Brittney, Congratulations on your decision to become a parent!
I found myself unexpectedly pregnant 34 years ago. I had been told I would not be able to carry a baby past the first trimester, so babies were not an option for us. I was on birth control and missed a period, so I took urine to the GYN for a pregnancy test - back before home tests were common. The test was negative. That was in July. I was in college at the time. The beginning of September, my husband decided I should take one of those new home pregnancy tests before I started the fall semester. That test was positive. So I went back to the GYN and found out I had just entered the second trimester. I was truly blessed through the pregnancy. Since I was pregnant, I was able to get one of the first glucometers. It cost $475, had to be plugged in to an electrical outlet, had to be calibrated every time you tested, and the test took 5 minutes. Times have changed! Diabetes treatment has advanced so much, it is wonderful.
If you get your A1C under control, you will be healthier and that is better for your baby while you are pregnant and once you are a parent. I had a dietician tell me once that diabetic women are her favorite patients because they are willing to count every green bean.
Pregnancy hormones mess up blood sugar. My husband kept a grocery bag with chocolate chips in it hanging on the bed frame. I was unconscious entirely too many nights with lows. Hang in there, it is worth it. Bonus - I am no longer tempted by anything that has chocolate chips in it; they taste like medicine to me.
For me, being nervous was part of pregnancy. Diabetes is just one of the scary issues involved. God truly blessed us with our son and that was before the advantages of human-like insulin, insulin pumps, and continuous glucose monitors.
So start preparing for parenthood whether you are pregnant now or will be in the coming year. Take care of yourself to the best of your ability. It will help you become pregnant, have a healthy pregnancy, a healthy baby, and a long life to watch your child grow. Wait until you find out what an incredible human being you have been entrusted to raise! Have fun on the journey.
I agree, confirm with your doctors asap that you are pregnant; you may have missed your period but that doesn’t necessarily mean you are pregnant. Stress can often cause a missed period, etc. I was able to confirm my pregnancy at 5w, less than a week after my missed period with a clearblue test (the “5days sooner” one) and even though the second line was faint, I was pregnant.

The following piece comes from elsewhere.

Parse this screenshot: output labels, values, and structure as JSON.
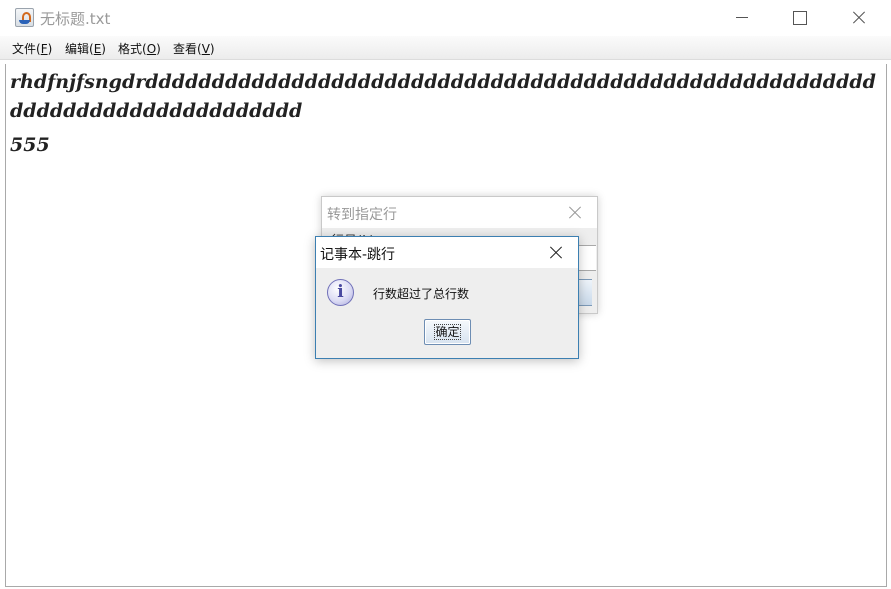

If have confirmed your pregnancy, congratulations I am currently 30w with an unplanned, unexpected pregnancy. I had been trying to work on my control but wasn’t anywhere near what I thought I should be for pregnancy or wanted to be. Once you are pregnant though, you have a bigger reason than yourself to get under control and like many T1Ds, you’ll see it happen…might be a lot of work, but it’ll be worth it. My endo team told me what matters is getting your levels under control as soon as possible once you find out your pregnant and not to worry too much about before you found out. Correct highs as soon as you can, without going low, and correct lows without spiking as best as you can.